EA: No. I can't speak to all presidents. And I think George Washington was pretty honest.
B&N.com: Which has been the most truthful, in your opinion? EA: Besides George Washington, you mean? I guess Jimmy Carter. I think George H. W. Bush had a pretty good record. And Clinton's was not bad, either, since I don't have a problem with personal lies to protect one's family's privacy, just with lies of state that affect the fate of the nation.
B&N.com: Are some presidential lies worse than others?
EA: Sure. Just like some personal lies are worse than others. It's not a bad thing to tell your wife that her new dress doesn't make her look fat, even if maybe it does. But to deliberately mislead the country into war and ask people to sacrifice their sons, daughters, fathers, and mothers on the basis of a lie, that's pretty bad. It also works out badly for the liar -- which is the main point of this historical study. Remember I'm not moralizing, I'm analyzing.
B&N.com: You chose to focus on FDR, JFK, LBJ, and Ronald Reagan.

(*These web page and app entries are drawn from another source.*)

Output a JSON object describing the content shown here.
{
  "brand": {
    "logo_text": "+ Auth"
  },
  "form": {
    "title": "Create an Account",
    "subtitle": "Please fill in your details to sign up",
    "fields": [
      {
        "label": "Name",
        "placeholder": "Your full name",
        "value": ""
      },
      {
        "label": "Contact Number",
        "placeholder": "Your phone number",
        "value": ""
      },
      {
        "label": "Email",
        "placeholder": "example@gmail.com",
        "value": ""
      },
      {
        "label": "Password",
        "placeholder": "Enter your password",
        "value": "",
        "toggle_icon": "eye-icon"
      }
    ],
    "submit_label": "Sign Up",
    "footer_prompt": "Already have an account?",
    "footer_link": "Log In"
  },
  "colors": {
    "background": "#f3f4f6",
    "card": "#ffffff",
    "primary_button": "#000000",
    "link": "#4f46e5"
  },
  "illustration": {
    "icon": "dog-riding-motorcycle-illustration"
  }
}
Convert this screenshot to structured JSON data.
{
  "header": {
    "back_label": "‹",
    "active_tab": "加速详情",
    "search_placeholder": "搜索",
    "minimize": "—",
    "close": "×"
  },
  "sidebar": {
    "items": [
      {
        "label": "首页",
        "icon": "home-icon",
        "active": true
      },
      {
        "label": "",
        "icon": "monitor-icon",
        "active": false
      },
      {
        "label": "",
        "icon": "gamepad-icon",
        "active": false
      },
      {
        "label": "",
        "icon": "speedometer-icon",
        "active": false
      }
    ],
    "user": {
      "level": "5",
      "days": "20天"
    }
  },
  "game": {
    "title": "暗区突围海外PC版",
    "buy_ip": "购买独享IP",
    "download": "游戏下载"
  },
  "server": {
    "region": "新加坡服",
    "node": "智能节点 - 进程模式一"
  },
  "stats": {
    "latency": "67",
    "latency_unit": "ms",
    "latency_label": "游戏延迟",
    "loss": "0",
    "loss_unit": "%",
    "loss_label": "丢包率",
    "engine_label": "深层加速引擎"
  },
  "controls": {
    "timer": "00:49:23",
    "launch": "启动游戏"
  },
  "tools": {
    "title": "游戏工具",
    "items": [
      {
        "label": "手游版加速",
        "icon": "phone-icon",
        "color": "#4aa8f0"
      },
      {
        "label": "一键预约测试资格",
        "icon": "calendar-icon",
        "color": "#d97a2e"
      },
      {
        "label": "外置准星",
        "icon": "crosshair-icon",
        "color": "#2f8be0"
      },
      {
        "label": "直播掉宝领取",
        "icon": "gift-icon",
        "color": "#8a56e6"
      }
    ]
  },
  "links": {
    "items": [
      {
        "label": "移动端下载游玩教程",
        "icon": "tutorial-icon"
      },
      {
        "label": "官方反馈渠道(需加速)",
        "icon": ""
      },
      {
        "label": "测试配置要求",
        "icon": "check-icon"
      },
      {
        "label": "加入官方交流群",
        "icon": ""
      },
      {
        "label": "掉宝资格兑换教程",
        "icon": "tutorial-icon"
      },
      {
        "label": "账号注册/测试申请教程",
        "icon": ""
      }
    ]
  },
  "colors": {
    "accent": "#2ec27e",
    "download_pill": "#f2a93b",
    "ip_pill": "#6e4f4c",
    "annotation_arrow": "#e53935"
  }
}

Why those in particular?
EA: I picked three Democratic presidents I admire because I wanted to demonstrate that the problem is endemic. I picked Reagan because so many people think him a hero as well.
B&N.com: Your Reagan section centers on Iran-contra. Do you think Reagan's passing will lead to a reexamination of that scandal?
EA: Well, the media seemed to prefer selective amnesia, or perhaps a voluntary lobotomy when it comes to this topic. I hope my book makes it unavoidable. But part of the problem with Iran-contra is that George W. Bush, has, by fiat, closed all the records in the Reagan library to scholars. People need to be made aware of that.
B&N.com: Were you tempted to do a Clinton section?
EA: Not really. In the first place, the consequences of Clinton's lies are well known. He was impeached. In the second place, as I argue in the book, private lies are uninteresting to me. Everyone has the right to lie about their private life. A better argument could be made for including Nixon, but again, with Watergate, everyone knows the consequences of those lies. I was trying to tease out consequences of which people were unaware, in order to demonstrate that from a pragmatic, rather than a moral perspective, presidential lying is a bad idea. It doesn't work out well.
B&N.com: Some readers might be surprised to see that George W. Bush is only briefly referenced at the very end of the book. Is that because there've already been so many books published on Bush's purported lies?
EA: Well, I wrote one of those books [The Book on Bush with Mark J. Green], and it's also a bit early to determine the ultimate consequences of Bush's lies. This is after all, supposed to be a work of history.
B&N.com: Is it easier for a president who's perceived as being "disengaged" to get away with lying?
EA: That was Reagan's excuse, and it seems to be Bush's, too. It's amazing that it works, but it does. And even were it true, it hardly works for the members of his administration who lie on his behalf.
B&N.com: Is it ever a good idea for a president to lie?
EA: I am almost always in favor of lying about sex. Civilization depends on it.